Our fascination with these individuals partially explains why so many top-tier publications maintain a staff of careers reporters. The likes of Fast Company, TheWall Street Journal, and TheNew York Times are teeming with writers whose sole focus is to author stories about talent acquisition and retention. And, while a real-life company's recruiting story may not be drama-ridden like "Suits," in many cases these reporters are chomping at the bit for career-related anecdotes.

With that in mind, the careers section is a “must get” for companies that want national attention. These stories are a double whammy, of sorts, since a well-written careers article profiles a firm’s core competency and highlights the company's strategy around corporate culture, which helps with recruiting.

What’s more, whole companies build their entire brand identity around being hip with employees. Google and Apple are just two of the many; yet so few others realize the value in showcasing the “bennies” they give to recruits and employees.

In the end, readers want to be wowed by creative hires, their ideas and the people who hired them to begin with. Just like any pitch, engaging successfully with  careers reporters hinges on creative elements, like showcasing individuals who've quickly climbed company ranks, exceeded expectations or been drawn to a company's unusual benefits package.

But be careful. Even though the dubious undertones of “Suits” need not be present to attract a reporter’s attention, some reporters will nonetheless pry for inherent drama in the workplace.

But, if well-managed, there’s really little risk. And most companies have a good HR story to tell; a story that could play a key role in the company’s growth, reputation and visibility.

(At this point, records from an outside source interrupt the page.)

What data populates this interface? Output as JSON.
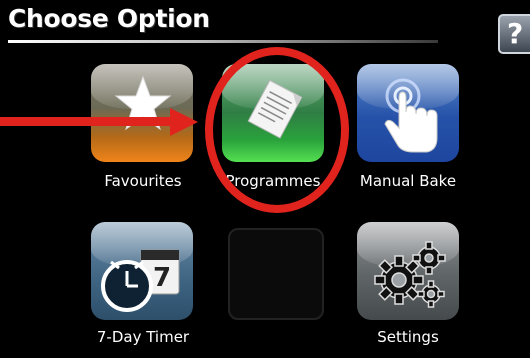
{
  "header": {
    "title": "Choose Option",
    "help_label": "?"
  },
  "tiles": {
    "favourites": {
      "label": "Favourites",
      "icon": "star-icon"
    },
    "programmes": {
      "label": "Programmes",
      "icon": "document-icon"
    },
    "manual_bake": {
      "label": "Manual Bake",
      "icon": "hand-touch-icon"
    },
    "seven_day_timer": {
      "label": "7-Day Timer",
      "icon": "clock-calendar-icon"
    },
    "settings": {
      "label": "Settings",
      "icon": "gears-icon"
    }
  },
  "annotation": {
    "color": "#e0231c"
  }
}
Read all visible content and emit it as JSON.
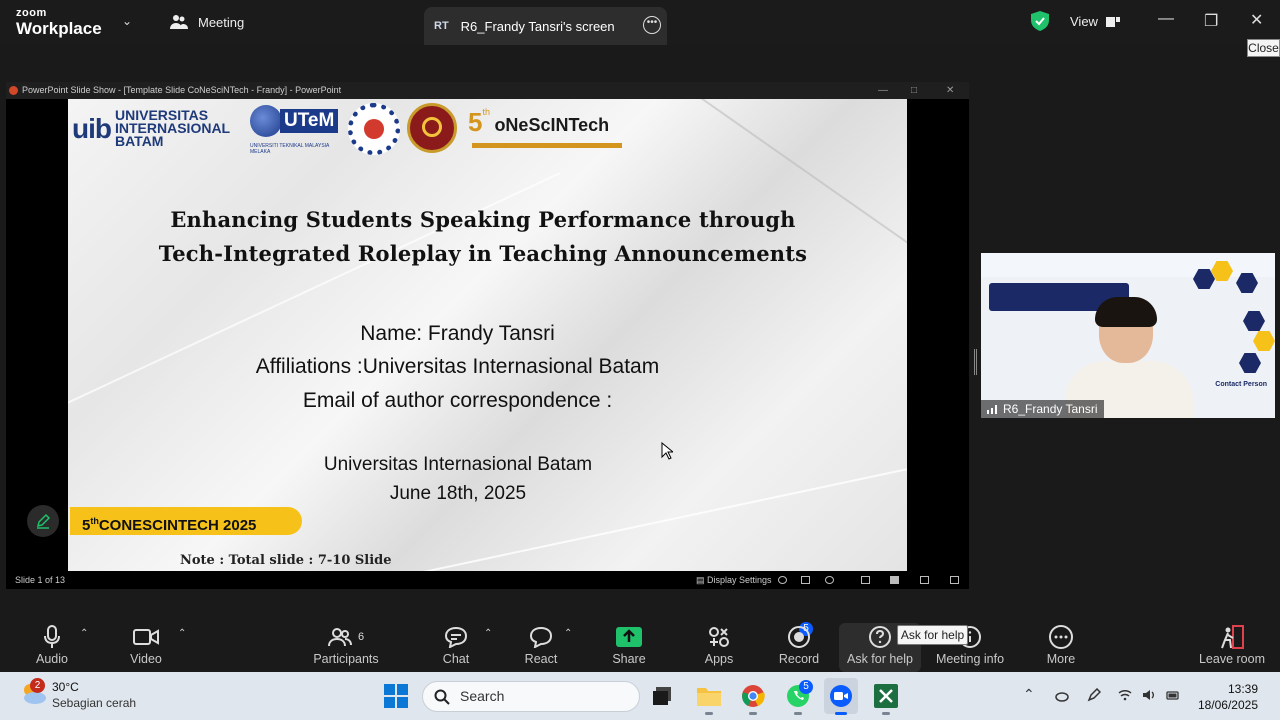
{
  "zoom": {
    "brand_top": "zoom",
    "brand_bottom": "Workplace",
    "meeting_tab": "Meeting",
    "share_tab_initials": "RT",
    "share_tab_label": "R6_Frandy Tansri's screen",
    "view_label": "View",
    "close_tooltip": "Close"
  },
  "ppt": {
    "window_title": "PowerPoint Slide Show - [Template Slide CoNeSciNTech - Frandy] - PowerPoint",
    "slide_counter": "Slide 1 of 13",
    "display_settings": "Display Settings"
  },
  "slide": {
    "logo_uib_mark": "uib",
    "logo_uib_lines": [
      "UNIVERSITAS",
      "INTERNASIONAL",
      "BATAM"
    ],
    "logo_utem": "UTeM",
    "logo_utem_sub": "UNIVERSITI TEKNIKAL MALAYSIA MELAKA",
    "logo_conf_num": "5",
    "logo_conf_sup": "th",
    "logo_conf_name": "oNeScINTech",
    "title_line1": "Enhancing Students Speaking Performance through",
    "title_line2": "Tech-Integrated Roleplay in Teaching Announcements",
    "name_line": "Name: Frandy Tansri",
    "affiliation_line": "Affiliations :Universitas Internasional Batam",
    "email_line": "Email of author correspondence :",
    "institution": "Universitas Internasional Batam",
    "date": "June 18th, 2025",
    "ribbon_prefix": "5",
    "ribbon_sup": "th",
    "ribbon_text": "CONESCINTECH 2025",
    "note": "Note : Total slide : 7-10 Slide"
  },
  "participant": {
    "name": "R6_Frandy Tansri",
    "contact_label": "Contact Person"
  },
  "toolbar": {
    "audio": "Audio",
    "video": "Video",
    "participants": "Participants",
    "participants_count": "6",
    "chat": "Chat",
    "react": "React",
    "share": "Share",
    "apps": "Apps",
    "apps_badge": "5",
    "record": "Record",
    "ask_for_help": "Ask for help",
    "ask_tooltip": "Ask for help",
    "meeting_info": "Meeting info",
    "more": "More",
    "leave_room": "Leave room"
  },
  "taskbar": {
    "weather_badge": "2",
    "temperature": "30°C",
    "weather_desc": "Sebagian cerah",
    "search_placeholder": "Search",
    "time": "13:39",
    "date": "18/06/2025"
  },
  "colors": {
    "share_green": "#1fc16b",
    "zoom_blue": "#0b5cff",
    "ribbon_yellow": "#f6c21a",
    "leave_red": "#e0424d"
  }
}
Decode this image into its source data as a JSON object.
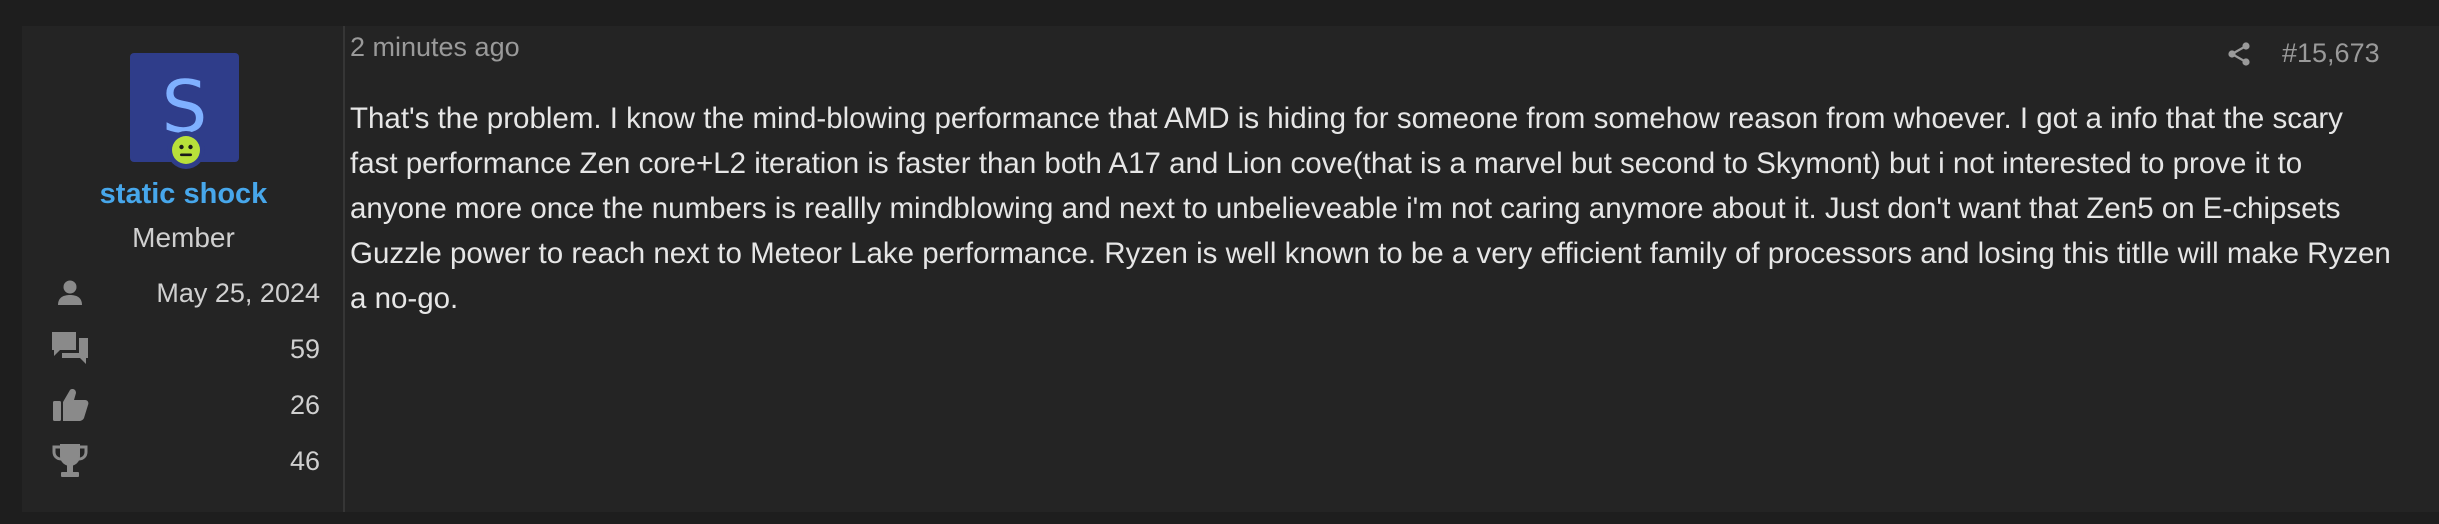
{
  "user": {
    "avatar_letter": "S",
    "status_icon": "smiley-status-icon",
    "name": "static shock",
    "title": "Member",
    "stats": [
      {
        "icon": "user-joined-icon",
        "value": "May 25, 2024"
      },
      {
        "icon": "messages-icon",
        "value": "59"
      },
      {
        "icon": "thumbs-up-icon",
        "value": "26"
      },
      {
        "icon": "trophy-icon",
        "value": "46"
      }
    ]
  },
  "post": {
    "time": "2 minutes ago",
    "share_icon": "share-icon",
    "number": "#15,673",
    "body": "That's the problem. I know the mind-blowing performance that AMD is hiding for someone from somehow reason from whoever. I got a info that the scary fast performance Zen core+L2 iteration is faster than both A17 and Lion cove(that is a marvel but second to Skymont) but i not interested to prove it to anyone more once the numbers is reallly mindblowing and next to unbelieveable i'm not caring anymore about it. Just don't want that Zen5 on E-chipsets Guzzle power to reach next to Meteor Lake performance. Ryzen is well known to be a very efficient family of processors and losing this titlle will make Ryzen a no-go."
  },
  "colors": {
    "page_bg": "#1e1e1e",
    "post_bg": "#242424",
    "username": "#47a7eb",
    "avatar_bg": "#2f3d8a",
    "status_green": "#b8e03a"
  }
}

Aaron Kellogg is a Senior Media Consultant at Greenough. Follow him on Twitter: @KelloggAaron